The Collision of Homecoming & Tech Week


Rylee Cagle, Formatting Editor

Every “leadership kid” knows Homecoming is the epitome of their year; Ms. Bancheiri, the HHS activities director, even calls the celebration “leadership’s championship game.” In the same way, tech week, the week of rehearsal for Rising Stars productions, is critical to the success of it’s shows.
This year both Homecoming week and tech week were scheduled to collide, causing stress and problems for students involved in both activities.
   When Emily LaRussa (11), the Rising Stars costume crew head, first heard that Homecoming was going to intercept tech week, she couldn’t believe it. She wondered how she was going to survive.
Each week is equally important to each program, making the unfortunate scheduling a problem for both sides. Mrs. Vance, the Rising Stars costume director, can often be found voicing her disdain for leadership, especially when she needs a missing “leadership kid” to try on their costume.
Valerie Santos(12), an actress for the rising stars as well as a leadership commissioner, was incredibly worried about the colliding dates.
“I was freaking out that I wasn’t going to be able to balance leadership & theater out,” said Santos.
   Homecoming presents the opportunity to unwind and have fun for some, but presents huge stressors for leadership students. Kendall Jensen (11), a returning leadership student and class officer said it this way:
   “Homecoming week is all about balancing out your time… it’s rough to enjoy something that can be so stressful,” said Jensen.
   Leadership students are required to work four mandatory hours of Homecoming through float building and other events of their choice. In addition they are required to attend the Homecoming dance as well as SLC decorating, cafeteria decorating, Homecoming week cleanup, and Homecoming set up.
   Jensen elaborated, “[during Homecoming week] I got four hours of sleep practically every night. If you spread yourself too thin, like I did, you will be way too stressed to enjoy anything.”
   These students sacrifice sleep and sanity to create something memorable. The Rising Stars program acts with that same mindset when creating and developing their productions.
   Actors and technical crew kids alike dedicate hours on top of hours to create their shows. From building the set to setting props tables to running lines, among many other things, students participating in theater center their lives around the arts for weeks on end.
   Although they dedicate most of their time to the productions regularly, Tech Week is essential to show success. Tech Week, though the name can be deceiving, is two weeks of dress rehearsals in which students who are either acting or are on running crew stay at school from 3-10:00pm.

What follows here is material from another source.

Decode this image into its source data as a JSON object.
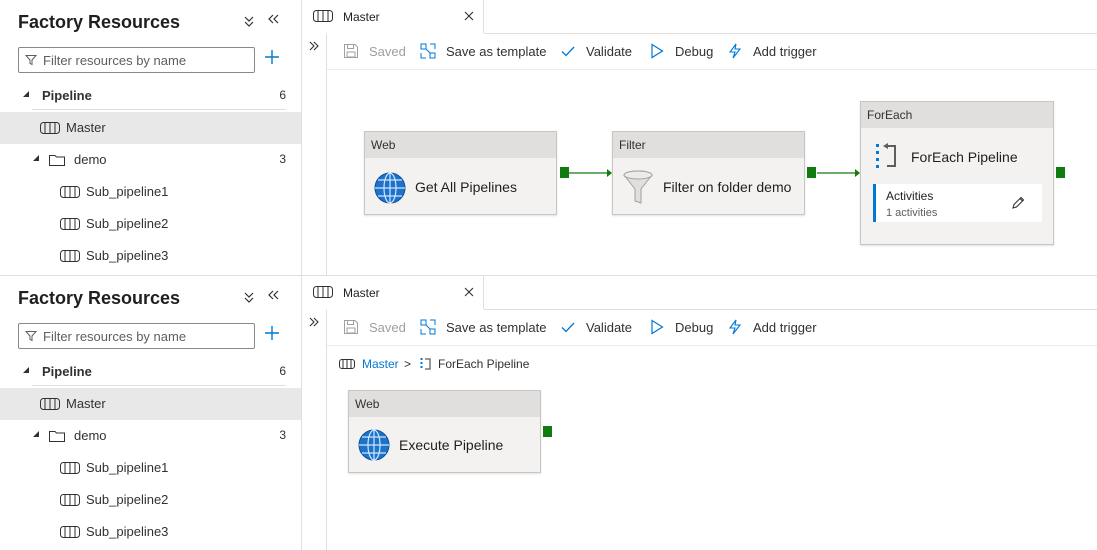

   As you can imagine, this week is equally as stressful as Homecoming week.
“It [homecoming & tech week scheduled at the same time] stressed me out because I knew homecoming week would be busy,” said Mackenzie Holland (11).
   When these two crucial events collided, many students wondered how they were going to balance them both. People like Santos, Gilio, Ian Panella (12), Taeya Ross (11), and Keely Gleason (10) were able to figure it out, but others like Jensen gave up one activity.
Jensen participates in props crew as well as leadership, but when faced with the dilemma of a homecoming-tech-week, she had to step away from crew.
  “ If Homecoming didn’t happen to overlap I probably would have made the time to be a part of props crew because I love it,” said Jensen.
Gilio had a different mindset based on her previous experience with both programs.
“Honestly I had to deal with it last year for Government Inspector. Where I was at rehearsal and then I’d leave for float building and then I’d run back,” said Gilio.
Gilio expanded to describe the communication issues between each program, saying that each program communicates with the other through students.
“They say, ‘hey! will you ask Fallows if…’ or ‘hey! can you tell leadership that…’,” said Gilio
   Both programs need to improve themselves so that they can both better account for students. It is unfair and inconsiderate for each program to disregard the other. For the sake of students involved, communication needs to be better.